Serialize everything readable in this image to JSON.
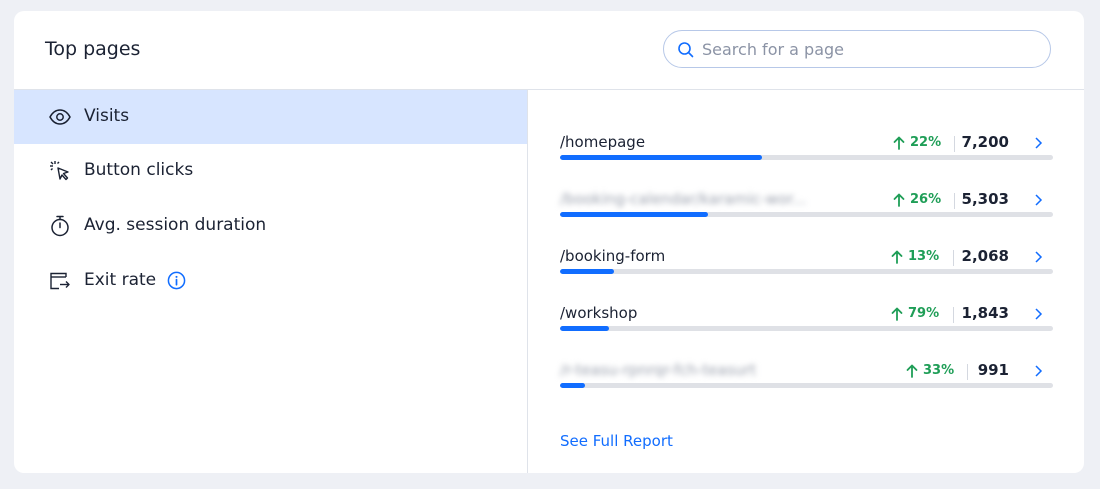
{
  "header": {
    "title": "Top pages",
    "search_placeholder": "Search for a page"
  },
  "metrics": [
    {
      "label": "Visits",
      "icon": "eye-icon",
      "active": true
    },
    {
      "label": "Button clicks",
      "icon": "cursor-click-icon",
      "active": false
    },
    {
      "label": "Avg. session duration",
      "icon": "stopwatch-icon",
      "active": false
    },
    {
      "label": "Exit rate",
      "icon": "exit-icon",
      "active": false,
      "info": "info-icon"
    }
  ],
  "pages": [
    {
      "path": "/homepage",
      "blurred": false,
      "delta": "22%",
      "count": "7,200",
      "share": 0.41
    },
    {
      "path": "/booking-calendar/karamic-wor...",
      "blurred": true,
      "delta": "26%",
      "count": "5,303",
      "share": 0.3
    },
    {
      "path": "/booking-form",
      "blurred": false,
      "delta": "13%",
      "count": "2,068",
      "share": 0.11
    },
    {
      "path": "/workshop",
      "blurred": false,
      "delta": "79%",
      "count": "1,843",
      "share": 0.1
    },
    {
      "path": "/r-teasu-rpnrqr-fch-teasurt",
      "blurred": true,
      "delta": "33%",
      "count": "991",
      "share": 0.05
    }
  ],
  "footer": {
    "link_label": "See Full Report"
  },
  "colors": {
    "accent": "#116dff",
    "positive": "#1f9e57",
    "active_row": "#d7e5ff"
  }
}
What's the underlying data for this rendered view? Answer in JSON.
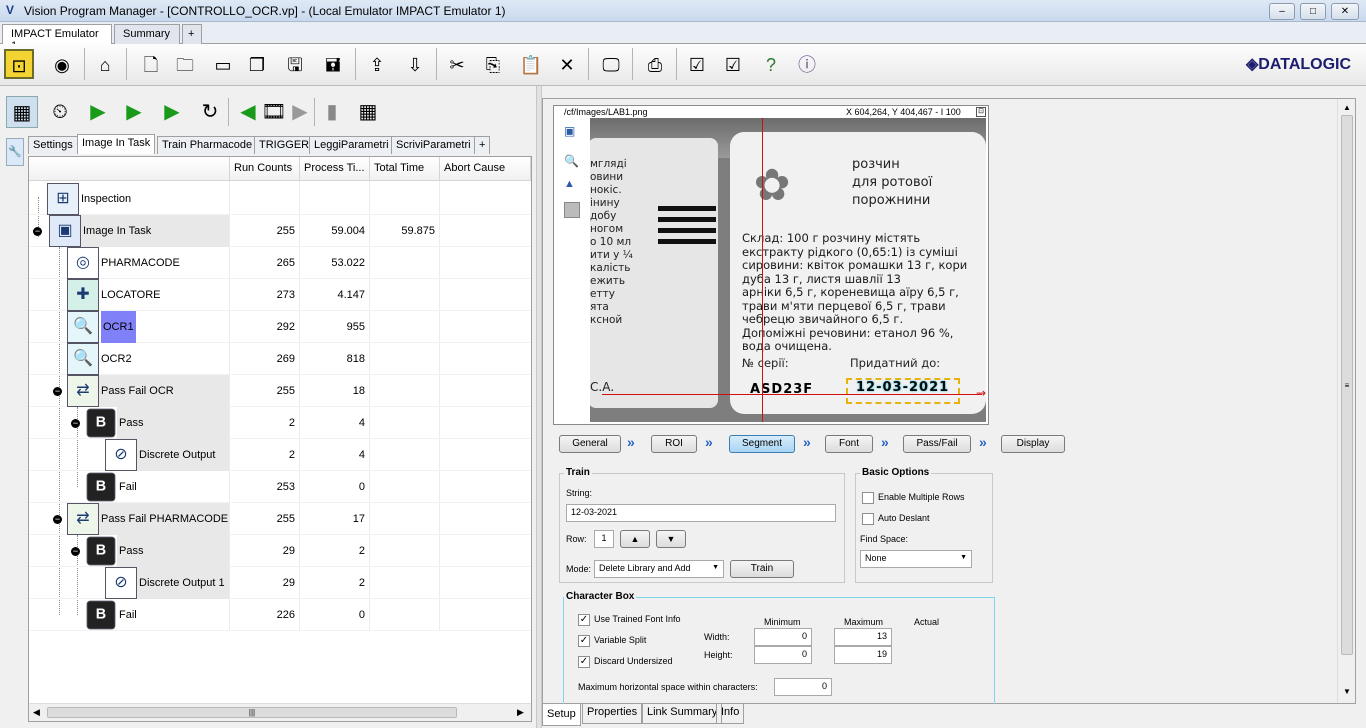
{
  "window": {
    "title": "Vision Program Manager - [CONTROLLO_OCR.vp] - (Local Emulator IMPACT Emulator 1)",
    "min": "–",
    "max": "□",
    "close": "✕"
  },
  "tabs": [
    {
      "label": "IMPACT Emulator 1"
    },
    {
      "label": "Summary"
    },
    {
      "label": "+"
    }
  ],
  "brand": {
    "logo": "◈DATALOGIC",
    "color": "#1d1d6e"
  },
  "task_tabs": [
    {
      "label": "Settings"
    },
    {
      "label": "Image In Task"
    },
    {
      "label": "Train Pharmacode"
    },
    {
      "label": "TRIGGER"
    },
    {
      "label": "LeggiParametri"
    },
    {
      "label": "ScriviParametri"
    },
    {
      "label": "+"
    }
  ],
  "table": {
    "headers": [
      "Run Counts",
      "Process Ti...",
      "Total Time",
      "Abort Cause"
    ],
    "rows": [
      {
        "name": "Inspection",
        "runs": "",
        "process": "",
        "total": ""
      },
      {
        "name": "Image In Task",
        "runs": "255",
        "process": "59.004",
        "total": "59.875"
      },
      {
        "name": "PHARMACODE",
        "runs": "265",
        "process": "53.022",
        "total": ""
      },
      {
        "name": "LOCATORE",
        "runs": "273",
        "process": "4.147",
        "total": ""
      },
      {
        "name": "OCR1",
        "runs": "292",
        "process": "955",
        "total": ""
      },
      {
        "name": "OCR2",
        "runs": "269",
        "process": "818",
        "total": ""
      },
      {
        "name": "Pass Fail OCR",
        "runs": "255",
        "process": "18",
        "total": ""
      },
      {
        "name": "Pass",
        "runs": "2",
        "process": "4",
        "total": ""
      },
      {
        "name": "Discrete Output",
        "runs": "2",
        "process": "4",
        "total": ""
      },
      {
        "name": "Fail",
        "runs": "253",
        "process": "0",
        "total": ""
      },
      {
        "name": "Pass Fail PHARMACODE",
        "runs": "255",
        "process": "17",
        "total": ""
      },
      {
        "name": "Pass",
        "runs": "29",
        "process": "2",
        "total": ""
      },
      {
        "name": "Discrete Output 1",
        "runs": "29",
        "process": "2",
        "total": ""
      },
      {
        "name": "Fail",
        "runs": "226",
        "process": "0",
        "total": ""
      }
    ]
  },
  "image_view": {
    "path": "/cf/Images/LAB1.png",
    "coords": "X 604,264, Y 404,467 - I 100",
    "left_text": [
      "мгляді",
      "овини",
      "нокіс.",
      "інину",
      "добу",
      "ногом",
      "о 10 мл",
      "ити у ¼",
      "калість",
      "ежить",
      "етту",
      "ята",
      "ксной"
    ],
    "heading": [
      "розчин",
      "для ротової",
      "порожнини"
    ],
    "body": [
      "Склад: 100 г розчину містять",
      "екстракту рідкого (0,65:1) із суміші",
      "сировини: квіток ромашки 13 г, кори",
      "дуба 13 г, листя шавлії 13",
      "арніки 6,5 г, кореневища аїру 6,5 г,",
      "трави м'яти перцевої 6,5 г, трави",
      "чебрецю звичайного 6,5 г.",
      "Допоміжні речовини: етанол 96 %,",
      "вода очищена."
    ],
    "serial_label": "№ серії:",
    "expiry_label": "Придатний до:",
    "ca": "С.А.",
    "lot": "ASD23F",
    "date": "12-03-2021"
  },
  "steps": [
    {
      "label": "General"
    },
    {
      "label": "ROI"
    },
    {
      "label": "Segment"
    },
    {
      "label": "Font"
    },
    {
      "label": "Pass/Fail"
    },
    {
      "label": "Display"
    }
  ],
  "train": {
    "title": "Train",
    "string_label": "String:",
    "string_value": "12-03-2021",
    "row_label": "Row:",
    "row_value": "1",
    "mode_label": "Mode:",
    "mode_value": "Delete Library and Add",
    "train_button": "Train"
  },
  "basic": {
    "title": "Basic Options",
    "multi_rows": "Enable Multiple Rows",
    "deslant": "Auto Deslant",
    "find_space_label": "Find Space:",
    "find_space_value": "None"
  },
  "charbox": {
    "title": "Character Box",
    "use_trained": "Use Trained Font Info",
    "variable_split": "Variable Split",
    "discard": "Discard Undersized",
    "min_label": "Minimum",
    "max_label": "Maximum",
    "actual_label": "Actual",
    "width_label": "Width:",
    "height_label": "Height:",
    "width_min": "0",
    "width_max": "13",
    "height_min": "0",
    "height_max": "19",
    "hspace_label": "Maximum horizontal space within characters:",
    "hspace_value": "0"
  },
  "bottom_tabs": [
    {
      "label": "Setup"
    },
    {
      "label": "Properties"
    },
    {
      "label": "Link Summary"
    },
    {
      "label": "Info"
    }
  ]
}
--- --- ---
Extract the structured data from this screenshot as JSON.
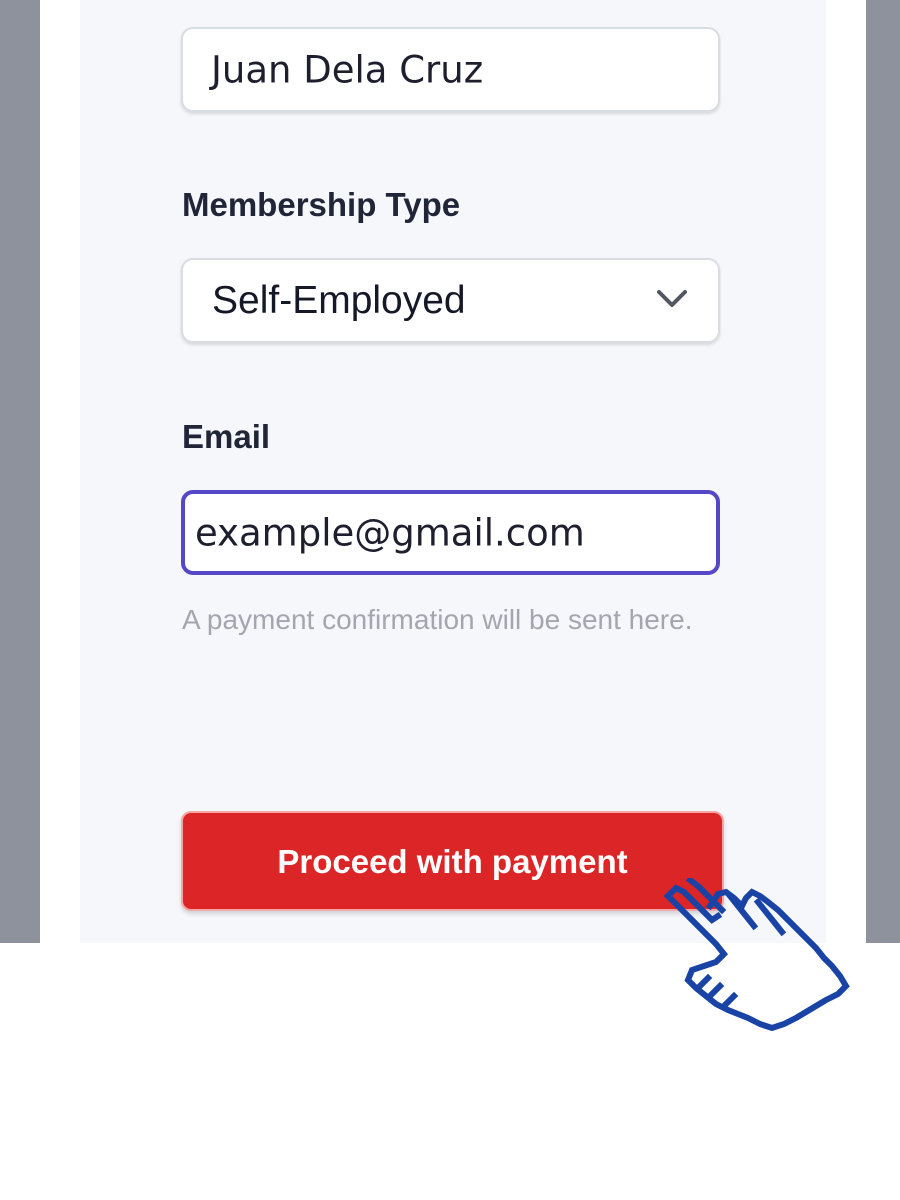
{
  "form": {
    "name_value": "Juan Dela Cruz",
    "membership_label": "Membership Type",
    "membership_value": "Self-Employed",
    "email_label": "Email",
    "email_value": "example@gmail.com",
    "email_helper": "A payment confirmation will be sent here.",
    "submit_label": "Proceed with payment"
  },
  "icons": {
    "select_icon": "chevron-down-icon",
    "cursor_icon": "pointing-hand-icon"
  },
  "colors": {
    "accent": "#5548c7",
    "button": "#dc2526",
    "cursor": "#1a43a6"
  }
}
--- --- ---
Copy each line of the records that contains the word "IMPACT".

    "title": "Vision Program Manager - [CONTROLLO_OCR.vp] - (Local Emulator IMPACT Emulator 1)",
      "label": "IMPACT Emulator 1"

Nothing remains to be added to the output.